If your dog enjoys and does well playing with other dogs, consider regular playdates or trips to the dog park (Learn more about What You Should Know Before Taking Your Puppy to the Dog Park here). Dog daycare is another great option to give your dog social interaction with other dogs. If you're not sure if your dog would like going to daycare, read our article "Will Your Dog Enjoy and Do Well in Daycare."
Enrichment should be tailored to each individual dog’s preferences, needs, and abilities. Senior dogs have different needs and physical abilities than adolescent dogs and puppies need different things than adult dogs.
If your dog is hard of hearing or sight-impaired, adjust the enrichment to really engage the senses they do still have, like smell or touch. If they have a harder time moving around or have arthritis, choose enrichment activities that they can enjoy while staying comfortable in a small area. Consider putting down a mat to give them some traction while they work on a puzzle.
When asked if there is any kind of enrichment activity or toy to avoid with a dog, Paulik made an excellent point: "This really depends on the dog. If they are very insecure or tend to give up easily, you want to avoid any toy or activity that frustrates them or causes them stress.
Watch the dog’s body language as they are engaging in the activity. If they appear to be stressed or uninterested, try something easier so they can build confidence knowing that this is something that they can succeed in."
Why is Enrichment Important for Your Dog?
Enrichments Helps with Puppy Socialization
Enrichment toys and activities expose your puppy to a variety of sights, smells, sounds, and textures that help their brains develop. Problem-solving skills they practice while young will help them grow into a resilient adult dog. The key to puppy enrichment is keeping everything positive and not letting them get too frustrated when solving puzzles. Start easy and slowly work your way up to harder and harder puzzle toys.
Enrichment Helps Reduce Canine Anxiety and Stress
Shelter dogs are often given environmental enrichment to reduce stress. A recent study found “the use of environmental enrichment methods through different types of games and toys in shelters decreased signs of depression and stereotyped behavior of kenneled dogs.” Providing enrichment for our dogs at home can help with issues such as separation anxiety, and make events such as moving or large gatherings of houseguests much less stressful.
Enrichment Prevents Your Dog From Getting Bored
"Chewing, licking, sniffing, and shredding are the four most common behaviors that dogs engage in when trying to reduce stress or boredom, or to calm themselves. It’s no wonder that dogs are so often destructive when left alone," says Paulik. Providing enrichment that satisfies these behaviors will help prevent unwanted behaviors (such as destructive chewing) that dogs engage in when they're looking for something to do.
Enrichment Provides Physical and Mental Exercise for Your Dog
Enrichment games and puzzles are a great way to give elderly dogs with painful conditions or physical limitations a way to get in some exercise. The same goes for young puppies that shouldn't be engaging in strenuous activity until their growth plates have fully grown.
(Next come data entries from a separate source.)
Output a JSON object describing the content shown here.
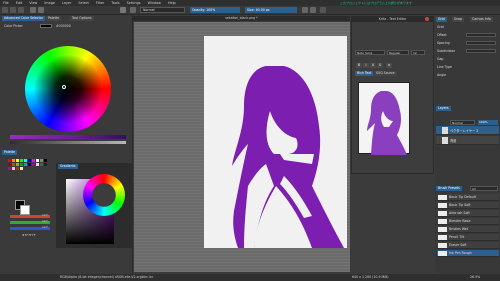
{
  "menu": [
    "File",
    "Edit",
    "View",
    "Image",
    "Layer",
    "Select",
    "Filter",
    "Tools",
    "Settings",
    "Window",
    "Help"
  ],
  "tool_options": {
    "blend_mode": "Normal",
    "opacity_label": "Opacity: 100%",
    "size_label": "Size: 40.00 px"
  },
  "document_title": "sekaikei_black.png *",
  "top_right_info": "このプロジェクトにはプログラム上の誤りがあります",
  "left_panel": {
    "tabs": [
      "Advanced Color Selector",
      "Palette",
      "Tool Options"
    ],
    "color_label": "Color Picker",
    "color_value": "#000000",
    "palette_label": "Palette",
    "gradient_label": "Gradients"
  },
  "color_values": {
    "r": "127",
    "g": "127",
    "b": "127",
    "hex": "#7F7F7F"
  },
  "dialog": {
    "title": "Krita - Text Editor",
    "font": "Noto Sans",
    "style": "Regular",
    "size": "12",
    "rich_text_tab": "Rich Text",
    "svg_tab": "SVG Source",
    "bold": "B",
    "italic": "I",
    "underline": "U",
    "strike": "S",
    "align_left": "≡"
  },
  "right_panel": {
    "tabs": [
      "Grid",
      "Snap",
      "Canvas Info"
    ],
    "fields": [
      "Grid",
      "Offset",
      "Spacing",
      "Subdivision",
      "Gap",
      "Line Type",
      "Angle"
    ],
    "layers_label": "Layers",
    "blend_mode": "Normal",
    "opacity": "100%",
    "layers": [
      "ベクターレイヤー 2",
      "背景"
    ],
    "brushes_label": "Brush Presets",
    "brush_tag": "All",
    "brushes": [
      "Basic Tip Default",
      "Basic Tip Soft",
      "Airbrush Soft",
      "Blender Basic",
      "Bristles Wet",
      "Pencil Tilt",
      "Eraser Soft",
      "Ink Pen Rough"
    ]
  },
  "status": {
    "left": "RGB/Alpha (8-bit integer/channel) sRGB-elle-V2-srgbtrc.icc",
    "right": "640 x 1,280 (10.9 MiB)",
    "zoom": "26.9%"
  },
  "colors": {
    "accent": "#2d5f8d",
    "character": "#7c1fb0",
    "page": "#f1f1f1"
  }
}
Dogs need exercise but high levels of physical activity can sometimes have a negative effect on their behavior. Mental enrichment activities can help balance out physical exercise. "It is important to balance physical and mental stimulation," emphasizes Paulik. "Dogs need to move their bodies every day, but high-intensity exercise like fetch, running, and playing with other dogs increases adrenaline levels. Your dog needs you to provide a way to bring those adrenaline levels back down to normal after strenuous activities."
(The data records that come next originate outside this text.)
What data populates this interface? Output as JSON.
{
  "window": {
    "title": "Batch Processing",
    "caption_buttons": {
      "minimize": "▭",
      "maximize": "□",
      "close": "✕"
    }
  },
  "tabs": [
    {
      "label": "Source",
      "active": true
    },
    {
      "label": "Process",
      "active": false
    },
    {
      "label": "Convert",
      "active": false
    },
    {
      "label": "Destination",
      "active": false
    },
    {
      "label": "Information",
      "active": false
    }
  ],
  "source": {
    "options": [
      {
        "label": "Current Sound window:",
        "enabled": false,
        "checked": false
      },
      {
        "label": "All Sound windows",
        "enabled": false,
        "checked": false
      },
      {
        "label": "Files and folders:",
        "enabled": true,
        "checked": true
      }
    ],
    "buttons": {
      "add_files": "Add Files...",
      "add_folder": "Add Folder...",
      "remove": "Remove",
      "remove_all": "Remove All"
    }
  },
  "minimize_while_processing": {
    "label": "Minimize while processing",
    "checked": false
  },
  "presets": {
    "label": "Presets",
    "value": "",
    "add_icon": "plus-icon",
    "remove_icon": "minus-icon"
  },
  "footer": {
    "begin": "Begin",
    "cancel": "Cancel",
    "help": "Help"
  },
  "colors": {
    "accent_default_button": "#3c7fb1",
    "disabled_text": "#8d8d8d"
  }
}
All of the above benefits of enrichment mean that your dog will be better behaved and an overall happier dog. Doing different enrichment activities with your dog strengthens your bond and is quite a mood booster for both canines and humans!
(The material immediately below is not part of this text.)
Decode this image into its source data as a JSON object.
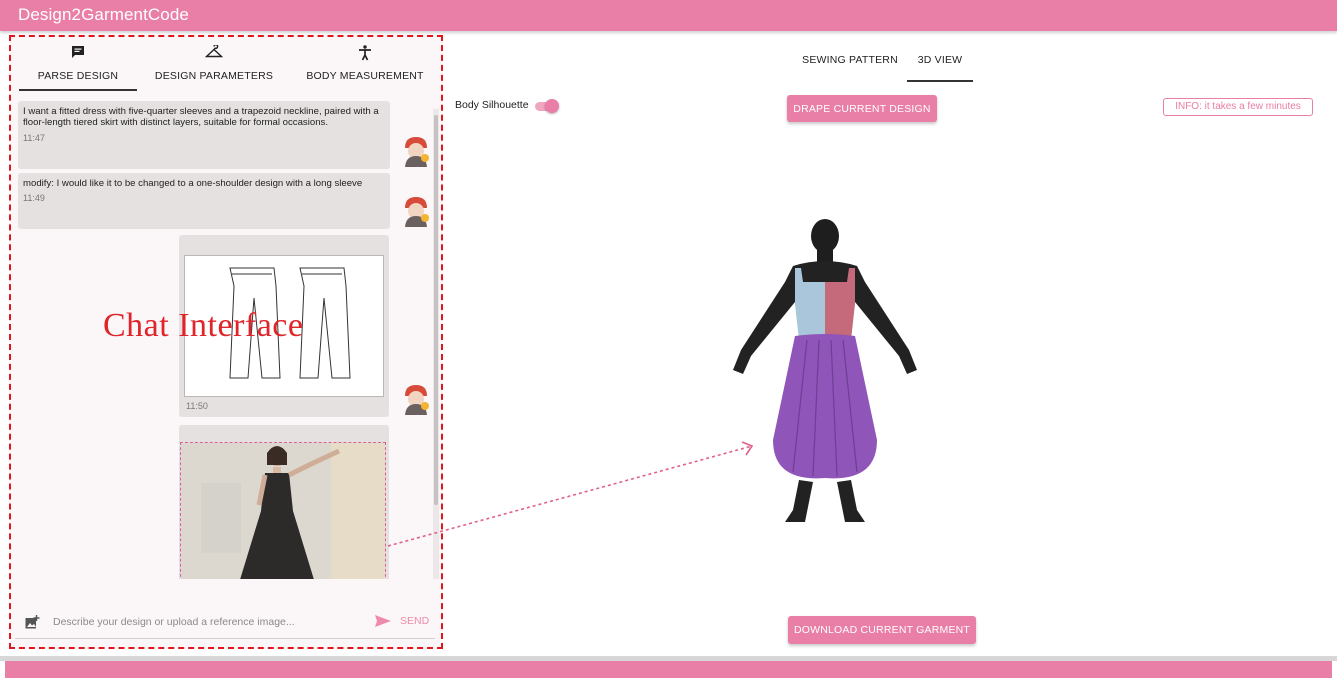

A big thanks to Sara Paulik of Affinity Canine Education for contributing to this article! We'd love to hear your favorite enrichment ideas — share them with us in the comments below.